EN 8523

Summer Session I M-F 10:00-11:50

The Hermeneutics of Shakespearean Tragedy



"She cannot be so much without true judgment --

Having so swift and excellent a wit ..." (MA 3.1.88089)


"What a pretty thing man is when he

Goes in his doublet and hose and leaves off his wit" (M.A. 5.1.199-200


In perhaps an unorthodox move, we will begin our investigation of Shakespearean tragedy by examining one of his relatively late comedies Much Ado About Nothing (1598), a play that foregrounds the hermeneutic process, especially the purpose and use of knowledge (wit) and its intimate connection to discourse. We will then turn our attention to Shakespeare's four major tragedies: Hamlet (1600-01), Othello (1604), King Lear (1605), and Macbeth (1606) in order to understand not only how the hermeneutic process is a fundamental part of the formal, psychological, ideological, and aesthetic elements of tragedy, but also to recognize how these plays differ from but simultaneously anticipate the Romances that Shakespeare composed in the last stages of his literary career.

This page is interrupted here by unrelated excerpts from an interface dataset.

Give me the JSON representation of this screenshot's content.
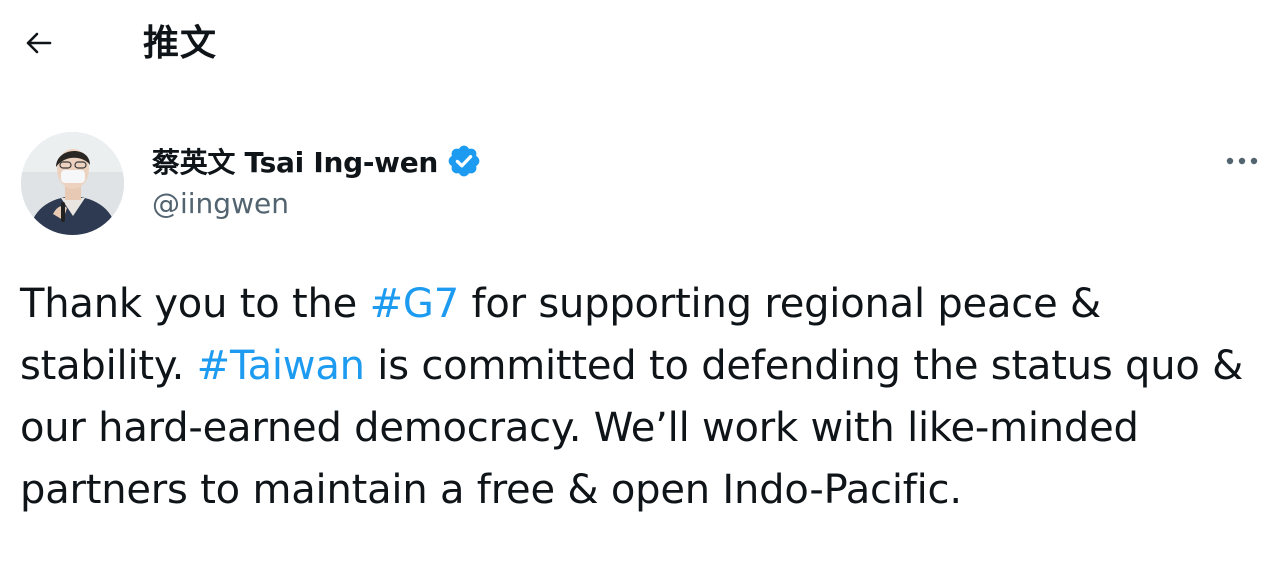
{
  "header": {
    "back_icon": "arrow-left-icon",
    "title": "推文"
  },
  "author": {
    "display_name": "蔡英文 Tsai Ing-wen",
    "handle": "@iingwen",
    "verified_icon": "verified-badge-icon",
    "avatar_icon": "avatar"
  },
  "more_icon": "more-horizontal-icon",
  "tweet": {
    "segments": [
      {
        "type": "text",
        "value": "Thank you to the "
      },
      {
        "type": "hashtag",
        "value": "#G7"
      },
      {
        "type": "text",
        "value": " for supporting regional peace & stability. "
      },
      {
        "type": "hashtag",
        "value": "#Taiwan"
      },
      {
        "type": "text",
        "value": " is committed to defending the status quo & our hard-earned democracy. We’ll work with like-minded partners to maintain a free & open Indo-Pacific."
      }
    ]
  },
  "colors": {
    "text": "#0f1419",
    "secondary": "#536471",
    "accent": "#1d9bf0"
  }
}
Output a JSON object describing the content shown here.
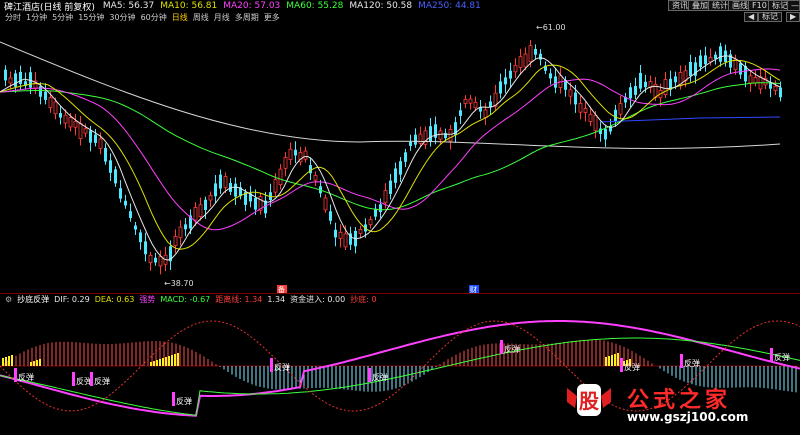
{
  "header": {
    "stock_title": "碑江酒店(日线 前复权)",
    "ma5": "MA5: 56.37",
    "ma10": "MA10: 56.81",
    "ma20": "MA20: 57.03",
    "ma60": "MA60: 55.28",
    "ma120": "MA120: 50.58",
    "ma250": "MA250: 44.81",
    "right_buttons": [
      "资讯",
      "叠加",
      "统计",
      "画线",
      "F10",
      "标记",
      "—",
      "◇",
      "✕"
    ]
  },
  "period_tabs": [
    "分时",
    "1分钟",
    "5分钟",
    "15分钟",
    "30分钟",
    "60分钟",
    "日线",
    "周线",
    "月线",
    "多周期",
    "更多"
  ],
  "active_period": "日线",
  "side_buttons": [
    "◀",
    "标记",
    "▶"
  ],
  "price_chart": {
    "high_label": "61.00",
    "low_label": "38.70",
    "event_markers": [
      "备",
      "财"
    ]
  },
  "indicator": {
    "name": "抄底反弹",
    "dif": "DIF: 0.29",
    "dea": "DEA: 0.63",
    "accel": "强势",
    "macd": "MACD: -0.67",
    "dist": "距离线: 1.34",
    "dist2": "1.34",
    "capital": "资金进入: 0.00",
    "signal": "抄底: 0",
    "signal_label": "反弹"
  },
  "watermark": {
    "logo_char": "股",
    "site_name": "公式之家",
    "url": "www.gszj100.com"
  },
  "colors": {
    "up": "#ff3b3b",
    "down": "#4fe8ff",
    "ma5": "#e8e8e8",
    "ma10": "#e0e000",
    "ma20": "#ff40ff",
    "ma60": "#3cff3c",
    "ma250": "#4a60ff"
  }
}
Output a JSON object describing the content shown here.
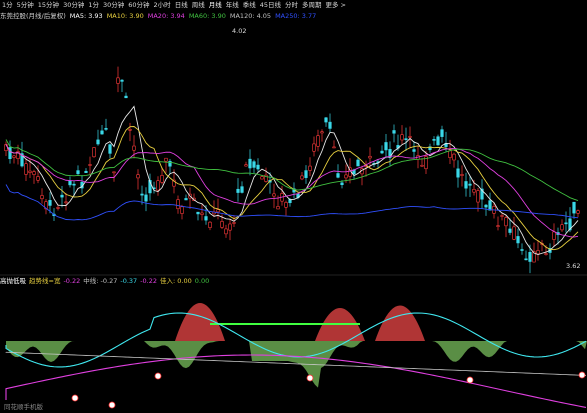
{
  "toolbar": {
    "items": [
      "1分",
      "5分钟",
      "15分钟",
      "30分钟",
      "1分",
      "30分钟",
      "60分钟",
      "2小时",
      "日线",
      "周线",
      "月线",
      "年线",
      "季线",
      "45日线",
      "分时",
      "多周期",
      "更多 >"
    ]
  },
  "price_info": {
    "symbol": "东莞控股(月线/后复权)",
    "ma5": "MA5: 3.93",
    "ma10": "MA10: 3.90",
    "ma20": "MA20: 3.94",
    "ma60": "MA60: 3.90",
    "ma120": "MA120: 4.05",
    "ma250": "MA250: 3.77"
  },
  "price_labels": {
    "high": "4.02",
    "low": "3.62"
  },
  "indicator": {
    "name": "高抛低吸",
    "param": "趋势线=宽",
    "v1": "-0.22",
    "v2": "中线: -0.27",
    "v3": "-0.37",
    "v4": "-0.22",
    "v5": "佳入: 0.00",
    "v6": "0.00"
  },
  "footer": "同花顺手机版",
  "colors": {
    "up": "#ff3b3b",
    "down": "#3ad8e8",
    "ma_white": "#e8e8e8",
    "ma_yellow": "#e8d040",
    "ma_magenta": "#e040e0",
    "ma_green": "#40c040",
    "ma_blue": "#3050ff",
    "green_area": "#5a8e45",
    "red_area": "#b03535"
  }
}
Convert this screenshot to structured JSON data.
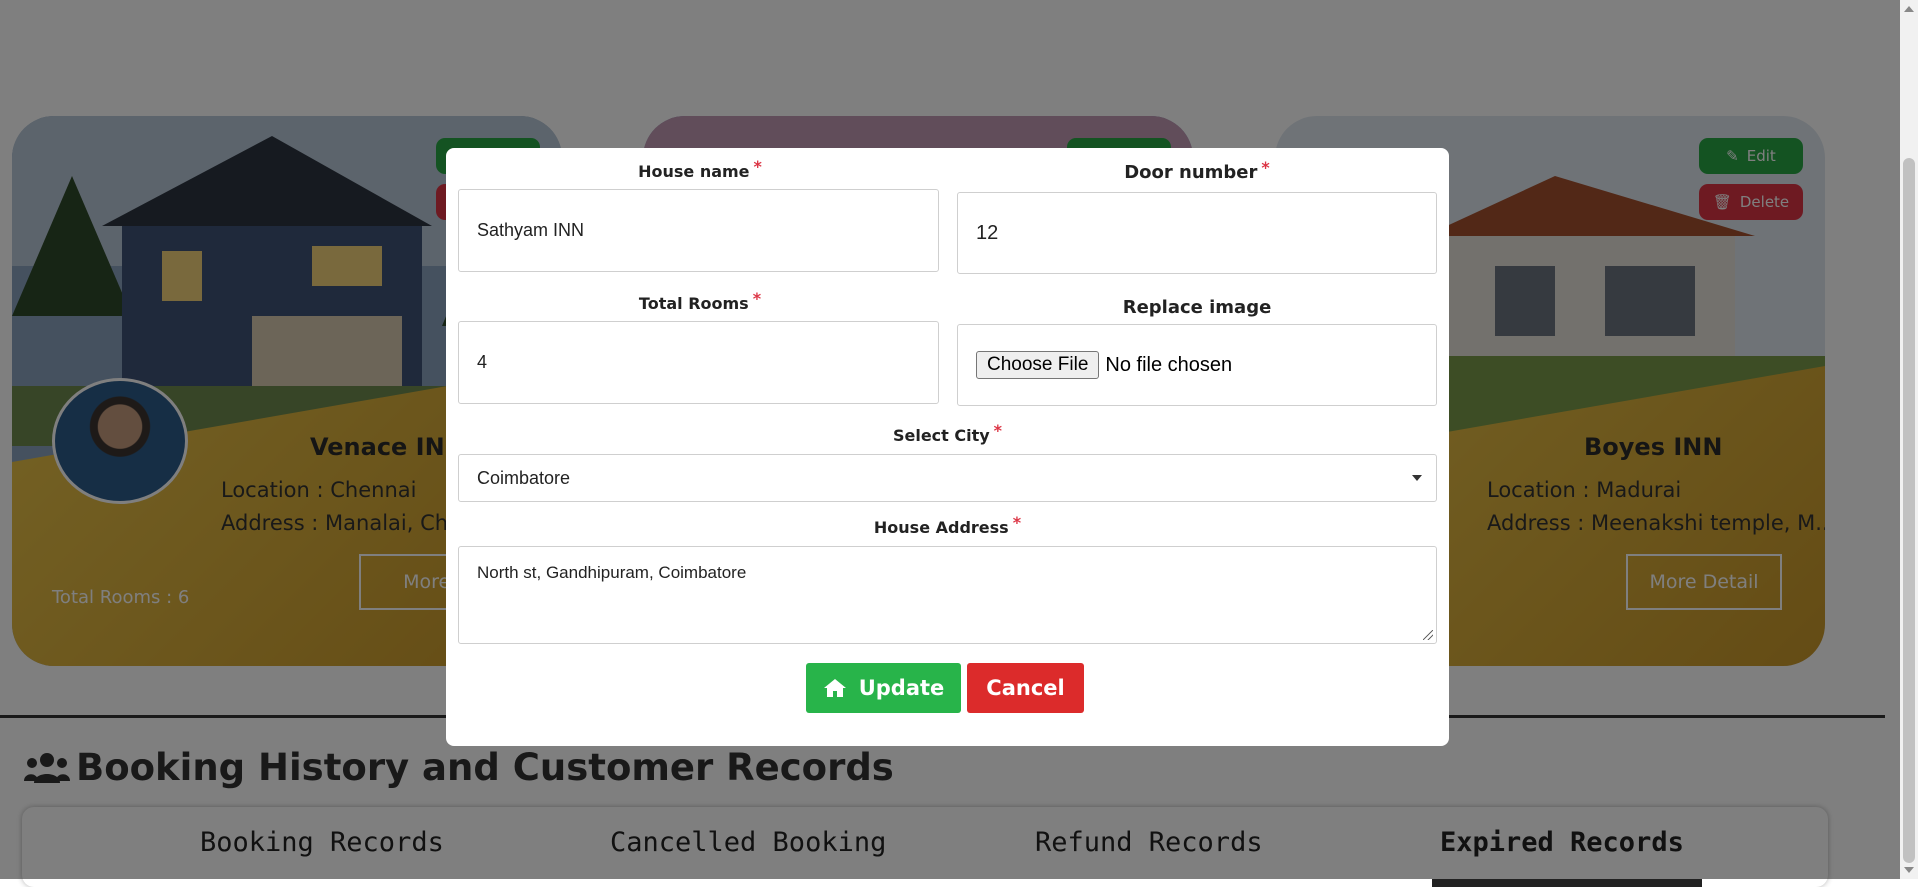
{
  "cards": [
    {
      "name": "Venace INN",
      "location": "Location : Chennai",
      "address": "Address : Manalai, Chen",
      "total_rooms": "Total Rooms : 6",
      "more_label": "More D"
    },
    {
      "name": "",
      "location": "",
      "address": "",
      "total_rooms": "",
      "more_label": ""
    },
    {
      "name": "Boyes INN",
      "location": "Location : Madurai",
      "address": "Address : Meenakshi temple, M...",
      "total_rooms": "",
      "more_label": "More Detail",
      "edit_label": "Edit",
      "delete_label": "Delete"
    }
  ],
  "section": {
    "title": "Booking History and Customer Records",
    "icon": "users-icon"
  },
  "tabs": [
    {
      "label": "Booking Records"
    },
    {
      "label": "Cancelled Booking"
    },
    {
      "label": "Refund Records"
    },
    {
      "label": "Expired Records",
      "active": true
    }
  ],
  "modal": {
    "house_name": {
      "label": "House name",
      "value": "Sathyam INN"
    },
    "door_number": {
      "label": "Door number",
      "value": "12"
    },
    "total_rooms": {
      "label": "Total Rooms",
      "value": "4"
    },
    "replace_image": {
      "label": "Replace image",
      "button": "Choose File",
      "status": "No file chosen"
    },
    "city": {
      "label": "Select City",
      "value": "Coimbatore"
    },
    "address": {
      "label": "House Address",
      "value": "North st, Gandhipuram, Coimbatore"
    },
    "update_label": "Update",
    "cancel_label": "Cancel",
    "required_mark": "*"
  },
  "colors": {
    "success": "#28a745",
    "danger": "#dc3545",
    "gold": "#d9b13a"
  }
}
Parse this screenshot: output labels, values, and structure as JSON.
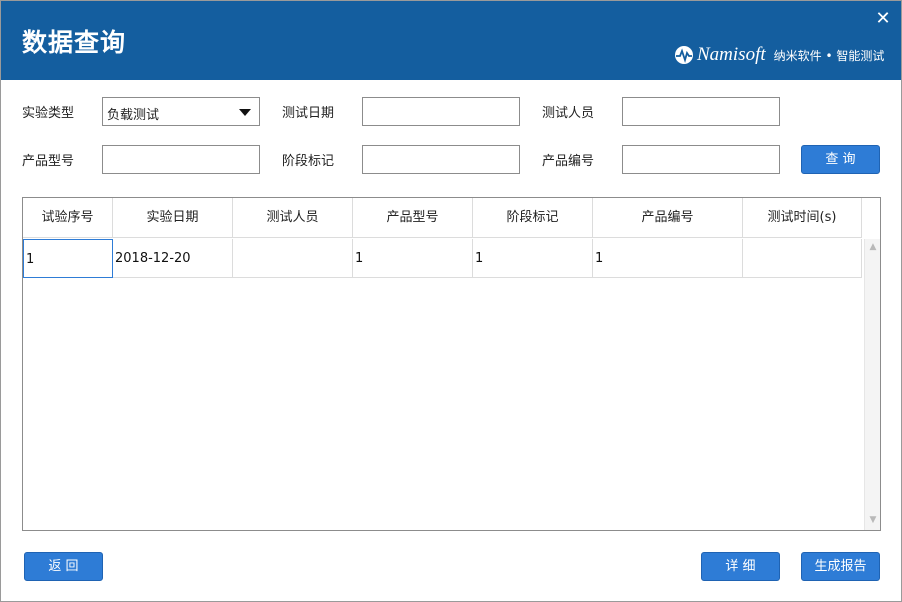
{
  "window": {
    "title": "数据查询"
  },
  "brand": {
    "name": "Namisoft",
    "slogan": "纳米软件 • 智能测试"
  },
  "form": {
    "experiment_type": {
      "label": "实验类型",
      "value": "负载测试"
    },
    "test_date": {
      "label": "测试日期",
      "value": ""
    },
    "tester": {
      "label": "测试人员",
      "value": ""
    },
    "product_model": {
      "label": "产品型号",
      "value": ""
    },
    "stage_mark": {
      "label": "阶段标记",
      "value": ""
    },
    "product_number": {
      "label": "产品编号",
      "value": ""
    },
    "query_label": "查 询"
  },
  "table": {
    "columns": [
      "试验序号",
      "实验日期",
      "测试人员",
      "产品型号",
      "阶段标记",
      "产品编号",
      "测试时间(s)"
    ],
    "rows": [
      [
        "1",
        "2018-12-20",
        "",
        "1",
        "1",
        "1",
        ""
      ]
    ]
  },
  "footer": {
    "back_label": "返 回",
    "detail_label": "详 细",
    "report_label": "生成报告"
  },
  "colors": {
    "titlebar": "#145e9f",
    "button": "#2e7cd6"
  },
  "icons": {
    "close": "close-icon",
    "logo": "namisoft-logo-icon",
    "select": "dropdown-arrow-icon"
  }
}
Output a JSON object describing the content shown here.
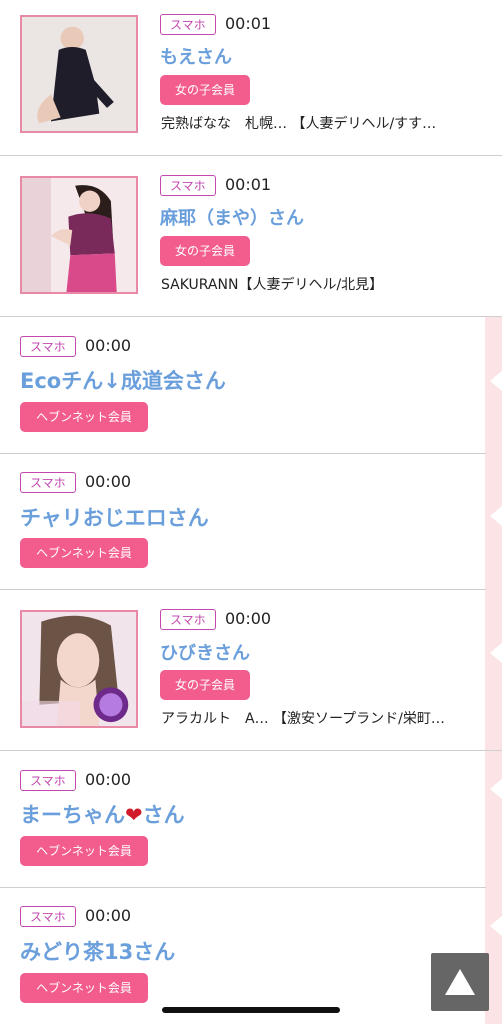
{
  "entries": [
    {
      "device": "スマホ",
      "time": "00:01",
      "name": "もえさん",
      "member": "女の子会員",
      "shop": "完熟ばなな　札幌… 【人妻デリヘル/すす…"
    },
    {
      "device": "スマホ",
      "time": "00:01",
      "name": "麻耶（まや）さん",
      "member": "女の子会員",
      "shop": "SAKURANN【人妻デリヘル/北見】"
    },
    {
      "device": "スマホ",
      "time": "00:00",
      "name": "Ecoチん↓成道会さん",
      "member": "ヘブンネット会員"
    },
    {
      "device": "スマホ",
      "time": "00:00",
      "name": "チャリおじエロさん",
      "member": "ヘブンネット会員"
    },
    {
      "device": "スマホ",
      "time": "00:00",
      "name": "ひびきさん",
      "member": "女の子会員",
      "shop": "アラカルト　A… 【激安ソープランド/栄町…"
    },
    {
      "device": "スマホ",
      "time": "00:00",
      "name_prefix": "まーちゃん",
      "name_heart": "❤",
      "name_suffix": "さん",
      "member": "ヘブンネット会員"
    },
    {
      "device": "スマホ",
      "time": "00:00",
      "name": "みどり茶13さん",
      "member": "ヘブンネット会員"
    }
  ],
  "colors": {
    "name": "#6a9fdc",
    "member_badge": "#f25d8e",
    "device_badge": "#c447b0",
    "thumb_border": "#e88aa6",
    "stripe": "#fbe3e6"
  },
  "icons": {
    "scroll_top": "triangle-up-icon"
  }
}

Text: The Riverside Shakespeare (or any other scholarly edition)

Assignments: Oral presentations and one 15-20 page seminar paper